- The Origins of Mormonism
- The LDS Claim of Restoration
- The LDS Plan of Salvation
- The Book of Mormon
LDS Temple in Tokyo
No, I do not speak Japanese. I will rely on able interpreters to help me communicate. I have completed student notes and power point slides and sent them ahead to be translated in advance.
Mormonism does not have a large presence in Japan, with about 125,000 members in almost 300 congregations, but only about 25,000 are estimated to be active. (Find out more about Mormonism in Japan.) It’s hard to know how many LDS missionaries are serving in Japan, but there is a surge of new missionaries there since the LDS Church lowered the eligibility age for missionary service. The LDS Church has two temples in Japan (Tokyo and Fukuoka) with a third under construction (Sapporo). A few popular LDS celebrities do give Mormonism credibility in Japan. And certain elements of Mormon doctrine and culture seem to fit in well with the Japanese culture: such as emphasis on and reverence for ancestors; hard work and responsibility; patriarchal structure; and deference to authority.
While I’m in Asia, I will also spend 3 days in Manila making some connections for Alpine Church.
Because of the generosity of my hosts, I have few expenses for this trip. However, if anyone would like to make a donation to help cover what costs I do have, you can use the “Donate” button to the right. Thank you!
My book Understanding the Book of Mormon has been well received by the reading community, as represented by people who use the Goodreads site. Reviews there average 4.13 out of 5 stars, with no negative reviews. If you haven’t read it yet you can get Understanding the Book of Mormon in print version, e-book, or audio book. Here are the comments people have left at the Goodreads site:
“I am very new to this topic and I thought that this book did a wonderful job of teaching the basics. It was written by an ex-Mormon who is still close to his Mormon family but he is also Pastor and is the perfect person I believe to write on this topic. He comes at it from not only head knowledge but a compassionate heart as well.”
“Fair and balanced, no bashing, gave me insight to the beliefs of my close friends and helps me understand them more.”
“This is a good, balanced introduction for someone who isn’t familiar with the Book of Mormon.”
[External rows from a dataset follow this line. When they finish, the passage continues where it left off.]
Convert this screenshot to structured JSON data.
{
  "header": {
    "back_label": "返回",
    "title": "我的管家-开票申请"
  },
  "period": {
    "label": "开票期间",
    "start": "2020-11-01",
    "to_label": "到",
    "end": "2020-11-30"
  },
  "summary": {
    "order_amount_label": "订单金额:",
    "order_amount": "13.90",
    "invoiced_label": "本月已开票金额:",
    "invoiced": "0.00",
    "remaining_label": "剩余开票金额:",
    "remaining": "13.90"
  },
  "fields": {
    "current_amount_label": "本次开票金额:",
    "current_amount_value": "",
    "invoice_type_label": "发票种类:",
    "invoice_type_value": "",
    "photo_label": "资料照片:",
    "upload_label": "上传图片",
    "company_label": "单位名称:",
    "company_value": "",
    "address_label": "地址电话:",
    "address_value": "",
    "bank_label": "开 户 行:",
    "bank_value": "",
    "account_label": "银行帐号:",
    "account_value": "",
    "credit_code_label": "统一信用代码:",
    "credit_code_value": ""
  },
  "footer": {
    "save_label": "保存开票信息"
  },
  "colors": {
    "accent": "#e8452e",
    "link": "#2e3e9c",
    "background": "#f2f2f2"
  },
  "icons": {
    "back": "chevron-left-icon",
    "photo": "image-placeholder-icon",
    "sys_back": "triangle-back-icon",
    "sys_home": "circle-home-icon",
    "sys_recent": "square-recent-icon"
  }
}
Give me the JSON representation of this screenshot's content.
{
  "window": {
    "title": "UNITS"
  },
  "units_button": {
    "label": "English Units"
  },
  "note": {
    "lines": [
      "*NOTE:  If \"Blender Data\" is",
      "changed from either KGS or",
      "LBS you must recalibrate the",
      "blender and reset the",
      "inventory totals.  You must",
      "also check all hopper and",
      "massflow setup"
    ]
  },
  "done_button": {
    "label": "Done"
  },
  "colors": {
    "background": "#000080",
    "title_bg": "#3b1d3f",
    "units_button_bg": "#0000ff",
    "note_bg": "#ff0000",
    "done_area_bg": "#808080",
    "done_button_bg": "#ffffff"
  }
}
“The author, a former Mormon, offers a temperate critique of the Book of Mormon, and he doesn’t use straw man techniques. In fact, he submitted the most controversial material to active LDS members (including friends and family) for review and critique. He gently points out the flaws of the Book of Mormon.”
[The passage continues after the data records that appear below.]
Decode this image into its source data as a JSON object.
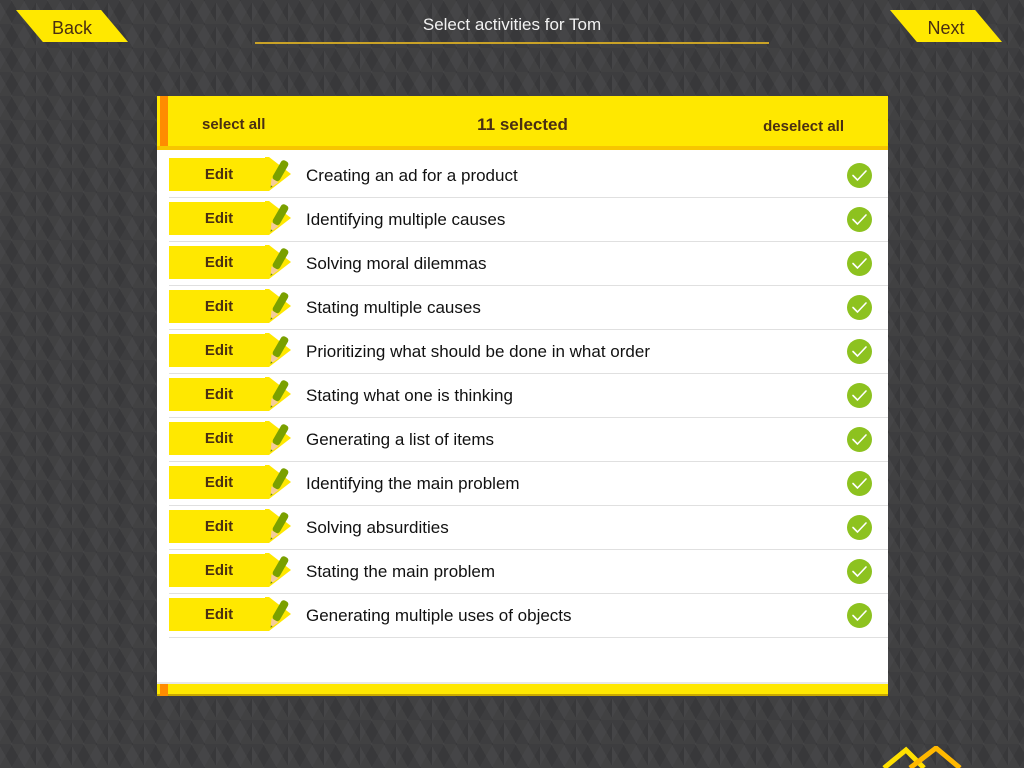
{
  "nav": {
    "back_label": "Back",
    "next_label": "Next",
    "title": "Select activities for Tom"
  },
  "panel": {
    "select_all_label": "select all",
    "deselect_all_label": "deselect all",
    "selected_count": "11 selected",
    "edit_label": "Edit",
    "items": [
      {
        "label": "Creating an ad for a product",
        "selected": true
      },
      {
        "label": "Identifying multiple causes",
        "selected": true
      },
      {
        "label": "Solving moral dilemmas",
        "selected": true
      },
      {
        "label": "Stating multiple causes",
        "selected": true
      },
      {
        "label": "Prioritizing what should be done in what order",
        "selected": true
      },
      {
        "label": "Stating what one is thinking",
        "selected": true
      },
      {
        "label": "Generating a list of items",
        "selected": true
      },
      {
        "label": "Identifying the main problem",
        "selected": true
      },
      {
        "label": "Solving absurdities",
        "selected": true
      },
      {
        "label": "Stating the main problem",
        "selected": true
      },
      {
        "label": "Generating multiple uses of objects",
        "selected": true
      }
    ]
  },
  "colors": {
    "accent_yellow": "#ffe800",
    "accent_orange": "#ff8c00",
    "check_green": "#8dc21f",
    "text_brown": "#4a2f12"
  },
  "icons": {
    "edit_icon": "pencil-icon",
    "selected_icon": "checkmark-circle-icon",
    "logo": "home-logo-icon"
  }
}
“This is a fantastic book! So greatful there is a generous and kind book that helps christians gain perspective on this other religion.”